The global chemicals industry is poised for a gradual recovery in 2010, with stronger demand in China and South America tempered by constrained Western European and North American markets.
Almost all hope that Congress will step in with new climate laws, namely through a cap-and-trade system that limits greenhouse gas emissions while allowing companies to buy or sell emissions credits.
A company based in California is recalling some of its beef products because of concerns about possible salmonella contamination.
Dr. Reddy's Laboratories Inc., a generic drug manufacturer based in India, said Monday that it will spend $16.5 million to expand its Shreveport production plant and create 73 new jobs.
Federal toy regulators said Zhu Zhu Pets do not violate safety standards after a consumer group raised concerns over the presence of a heavy metal on one model.
Here are some questions and answers about what was announced by the EPA, and what it means for international climate negotiations, action in Congress and global warming in general.
A gas line exploded Monday at a technology plant in northern Illinois, sending aloft debris that killed a man at a nearby highway rest area.
Stanford scientists are harnessing nanotechnology to quickly produce ultra-lightweight, bendable batteries and supercapacitors in the form of everyday paper.
An Arizona State University research team has developed a process that removes a key obstacle to producing lower-cost, renewable biofuels.
Meadow muffins, better known as cow manure, have a future in producing electricity.
Reed's, maker of top-selling sodas in natural food stores nationwide, announced that it will begin producing new products designed to compete with existing over the counter medicines.
The Environmental Protection Agency reported that toxic chemical pollution from the nation's industrial plants, mines and factories declined by 6 percent in 2008.
A fire and explosion at the Motiva Enterprises LLC refinery complex in Port Arthur shut down the hydrogen unit but caused no injuries.
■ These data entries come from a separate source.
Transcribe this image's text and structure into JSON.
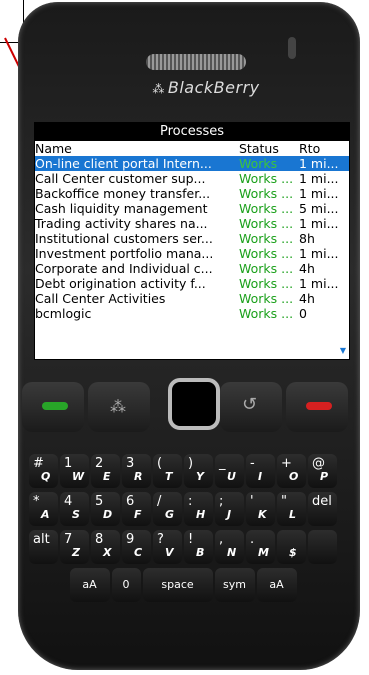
{
  "brand": {
    "name": "BlackBerry",
    "logo": "blackberry-logo-icon"
  },
  "screen": {
    "title": "Processes",
    "columns": {
      "name": "Name",
      "status": "Status",
      "rto": "Rto"
    },
    "rows": [
      {
        "name": "On-line client portal Intern...",
        "status": "Works",
        "rto": "1 mi..."
      },
      {
        "name": "Call Center customer sup...",
        "status": "Works ...",
        "rto": "1 mi..."
      },
      {
        "name": "Backoffice money transfer...",
        "status": "Works ...",
        "rto": "1 mi..."
      },
      {
        "name": "Cash liquidity management",
        "status": "Works ...",
        "rto": "5 mi..."
      },
      {
        "name": "Trading activity shares na...",
        "status": "Works ...",
        "rto": "1 mi..."
      },
      {
        "name": "Institutional customers ser...",
        "status": "Works ...",
        "rto": "8h"
      },
      {
        "name": "Investment portfolio mana...",
        "status": "Works ...",
        "rto": "1 mi..."
      },
      {
        "name": "Corporate and Individual c...",
        "status": "Works ...",
        "rto": "4h"
      },
      {
        "name": "Debt origination activity f...",
        "status": "Works ...",
        "rto": "1 mi..."
      },
      {
        "name": "Call Center Activities",
        "status": "Works ...",
        "rto": "4h"
      },
      {
        "name": "bcmlogic",
        "status": "Works ...",
        "rto": "0"
      }
    ],
    "selected_row": 0,
    "scroll_indicator": "scroll-down-icon"
  },
  "keyboard": {
    "rows": [
      [
        {
          "t": "#",
          "b": "Q"
        },
        {
          "t": "1",
          "b": "W"
        },
        {
          "t": "2",
          "b": "E"
        },
        {
          "t": "3",
          "b": "R"
        },
        {
          "t": "(",
          "b": "T"
        },
        {
          "t": ")",
          "b": "Y"
        },
        {
          "t": "_",
          "b": "U"
        },
        {
          "t": "-",
          "b": "I"
        },
        {
          "t": "+",
          "b": "O"
        },
        {
          "t": "@",
          "b": "P"
        }
      ],
      [
        {
          "t": "*",
          "b": "A"
        },
        {
          "t": "4",
          "b": "S"
        },
        {
          "t": "5",
          "b": "D"
        },
        {
          "t": "6",
          "b": "F"
        },
        {
          "t": "/",
          "b": "G"
        },
        {
          "t": ":",
          "b": "H"
        },
        {
          "t": ";",
          "b": "J"
        },
        {
          "t": "'",
          "b": "K"
        },
        {
          "t": "\"",
          "b": "L"
        },
        {
          "t": "del",
          "b": ""
        }
      ],
      [
        {
          "t": "alt",
          "b": ""
        },
        {
          "t": "7",
          "b": "Z"
        },
        {
          "t": "8",
          "b": "X"
        },
        {
          "t": "9",
          "b": "C"
        },
        {
          "t": "?",
          "b": "V"
        },
        {
          "t": "!",
          "b": "B"
        },
        {
          "t": ",",
          "b": "N"
        },
        {
          "t": ".",
          "b": "M"
        },
        {
          "t": "",
          "b": "$"
        },
        {
          "t": "",
          "b": ""
        }
      ]
    ],
    "bottom": {
      "shift_left": "aA",
      "zero": "0",
      "space": "space",
      "sym": "sym",
      "shift_right": "aA"
    }
  },
  "colors": {
    "selection": "#1976d2",
    "status_green": "#1ba01b",
    "arrow": "#cc0000"
  }
}
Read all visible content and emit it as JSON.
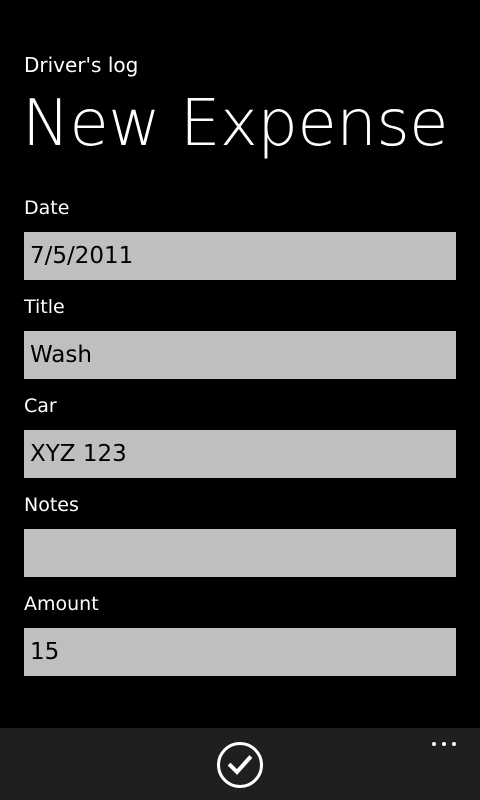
{
  "header": {
    "app_title": "Driver's log",
    "page_title": "New Expense"
  },
  "form": {
    "date": {
      "label": "Date",
      "value": "7/5/2011",
      "placeholder": ""
    },
    "title": {
      "label": "Title",
      "value": "Wash",
      "placeholder": ""
    },
    "car": {
      "label": "Car",
      "value": "XYZ 123",
      "placeholder": ""
    },
    "notes": {
      "label": "Notes",
      "value": "",
      "placeholder": ""
    },
    "amount": {
      "label": "Amount",
      "value": "15",
      "placeholder": ""
    }
  },
  "app_bar": {
    "save_icon": "check-circle-icon",
    "more_icon": "ellipsis-icon"
  },
  "colors": {
    "background": "#000000",
    "text": "#ffffff",
    "field_background": "#bfbfbf",
    "field_text": "#000000",
    "app_bar_background": "#1f1f1f"
  }
}
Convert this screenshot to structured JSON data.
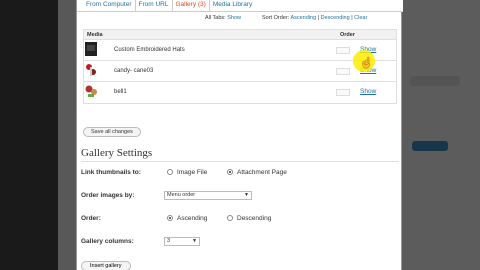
{
  "tabs": [
    {
      "label": "From Computer",
      "active": false
    },
    {
      "label": "From URL",
      "active": false
    },
    {
      "label": "Gallery (3)",
      "active": true
    },
    {
      "label": "Media Library",
      "active": false
    }
  ],
  "filters": {
    "all_tabs_label": "All Tabs:",
    "show": "Show",
    "sort_order_label": "Sort Order:",
    "ascending": "Ascending",
    "sep1": "|",
    "descending": "Descending",
    "sep2": "|",
    "clear": "Clear"
  },
  "media_table": {
    "col_media": "Media",
    "col_order": "Order",
    "rows": [
      {
        "title": "Custom Embroidered Hats",
        "show": "Show"
      },
      {
        "title": "candy- cane03",
        "show": "Show"
      },
      {
        "title": "bell1",
        "show": "Show"
      }
    ]
  },
  "save_button": "Save all changes",
  "gallery_settings": {
    "title": "Gallery Settings",
    "link_label": "Link thumbnails to:",
    "link_options": [
      "Image File",
      "Attachment Page"
    ],
    "link_selected": "Attachment Page",
    "order_by_label": "Order images by:",
    "order_by_value": "Menu order",
    "order_label": "Order:",
    "order_options": [
      "Ascending",
      "Descending"
    ],
    "order_selected": "Ascending",
    "columns_label": "Gallery columns:",
    "columns_value": "3",
    "insert_button": "Insert gallery"
  },
  "icons": {
    "select_arrow": "chevron-down-icon",
    "cursor": "hand-pointer-icon"
  },
  "colors": {
    "link": "#21759b",
    "active_tab": "#d54e21",
    "highlight": "#ffec00"
  }
}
More Americans believe steps taken to reduce global warming pollution will help the U.S. economy than say such measures will hurt it.
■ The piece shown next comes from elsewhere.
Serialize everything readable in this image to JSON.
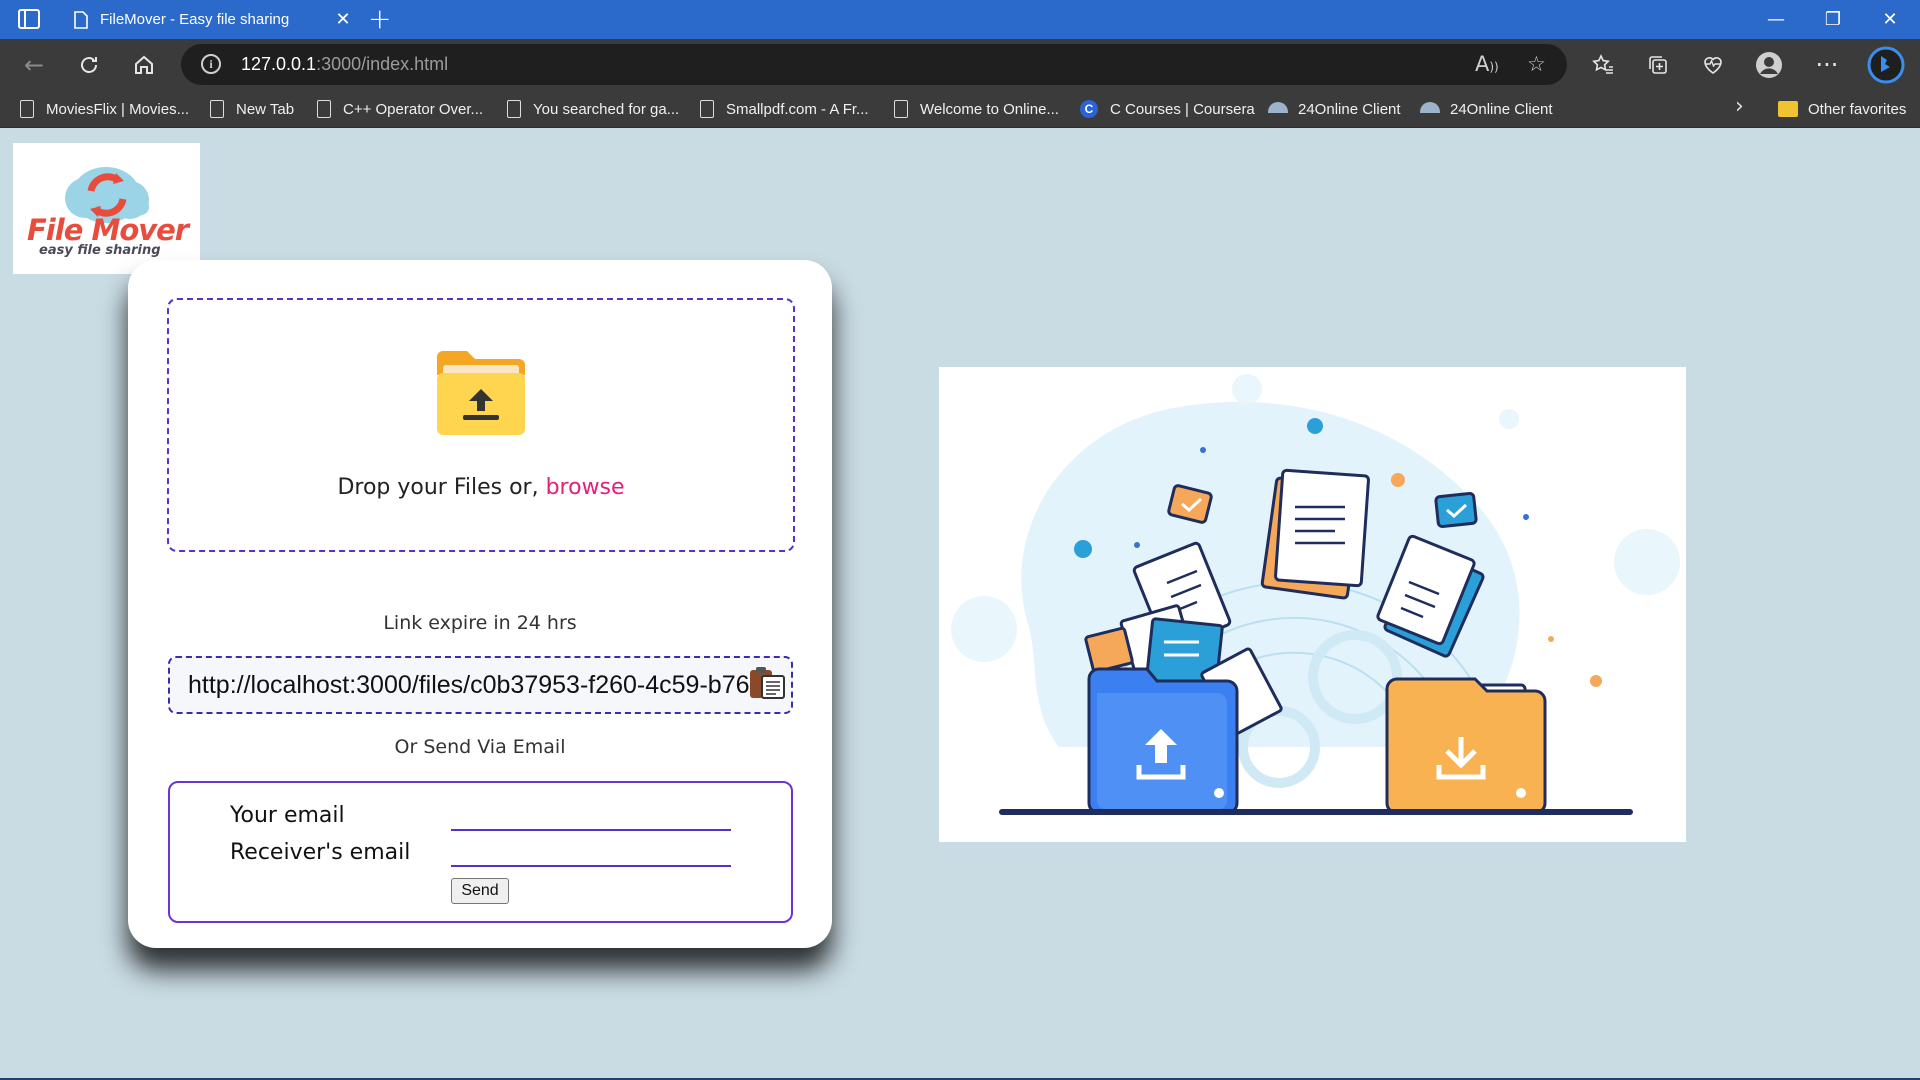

General Electric CEO Jeffrey Immelt said Tuesday the giant conglomerate is undergoing a renewal after what has been one of the most difficult years in the company's 117-year history.